And then there are games that aren’t even going on sale digitally but are getting pretty big discounts physically. The PS5 version of Judgment wasn’t part of its Black Friday sale, but Amazon was selling it for 50% off. The same goes for NEO: The World Ends with You, which Best Buy had for $30 on PS4 but was the full price on the PS Store. A game like Rainbow Six: Siege Deluxe Edition had an even bigger discount at retail with Best Buy asking just $10 for the game while Sony had it for $40 (it was on sale for the same price at the Microsoft store). None of those, however, compared to the discount Walmart was having on new copies of Nier Replicant. It didn’t go on sale on either digital storefront, but for a few days over the extended holiday weekend, you could get it at Walmart for $15. If you missed that doorbuster, Best Buy had it for $30, which was still half of what PS or Xbox were charging.

When I decided to get all-digital versions of the current-gen PlayStation and Xbox consoles, I told myself it was a matter of convenience. And I have to say, compared to my Switch, where I still have a lot of physical games, it is very convenient. I like being able to switch out my games just by pressing some buttons on my controller, instead of having to get up, remove the copy of No More Heroes III from my console, insert the copy of Ring Fit Adventure, exercise, eject the copy of Ring Fit Adventure, and reinsert the copy of No More Heroes III. And yeah, I know how much of a first-world problem this all sounds like.

Nier Replicant Black Friday

But at least with my Switch, I have options. I can choose to preorder a physical copy because it comes with a cool aluminum case, or I can choose the convenience of digital. With my Xbox Series S and PlayStation 5 Digital Edition, I’ve removed those choices from the equation, and I’m going to have to get used to the fact that some games I want to play are always going to be cheaper as a disc versus a download. I’m going to have to get used to the fact that there’s no point in browsing the discount bins at stores anymore or keeping my GameFly account around. I thought it would be easy to let those things go when I made this decision, but the truth is, I miss retailer sales and being able to rent games.

It’s not cheap being a games writer. You’re expected to play most of the big-name titles each year to keep your writing topical. But for those of us who write for a mid-sized publication, playing those games means opening up our own pocketbook. Xbox Game Pass makes it a lot easier for my Series S, but until PlayStation Now starts adding new games the same day they hit retail, keeping hip to all the trending games will remain an expensive endeavor.

I guess what I’m trying to say is, if you have yet to buy a current-gen console, maybe avoid going the digital-only route as I did. Because nothing is stopping you from treating a PlayStation 5 or Xbox Series X like a digital console if that’s what you want. But don’t close yourself out of the option of getting physical media. You might just end up saving a lot of money in the long run if you keep the possibility of retail discs open.

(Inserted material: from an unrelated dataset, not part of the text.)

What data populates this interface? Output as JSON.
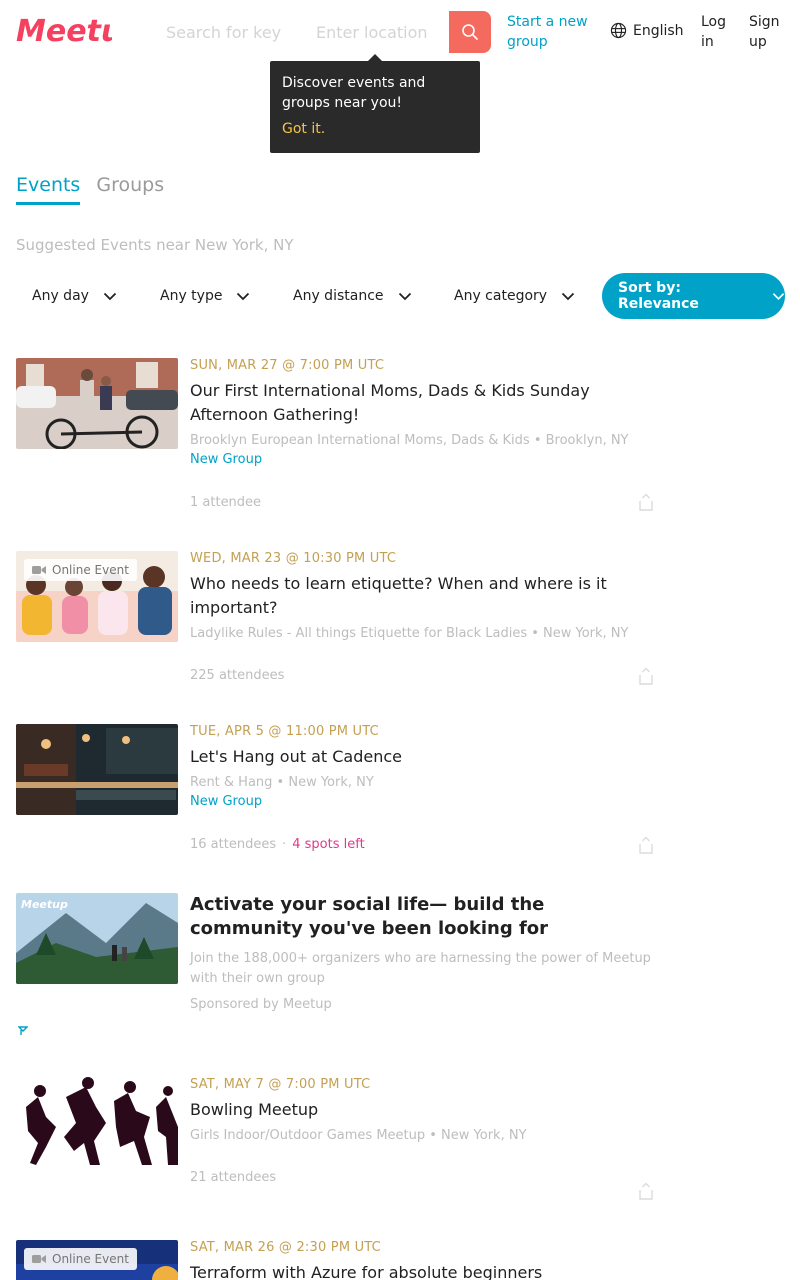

CJ Andriessen
Just what the internet needs: yet another white guy writing about video games.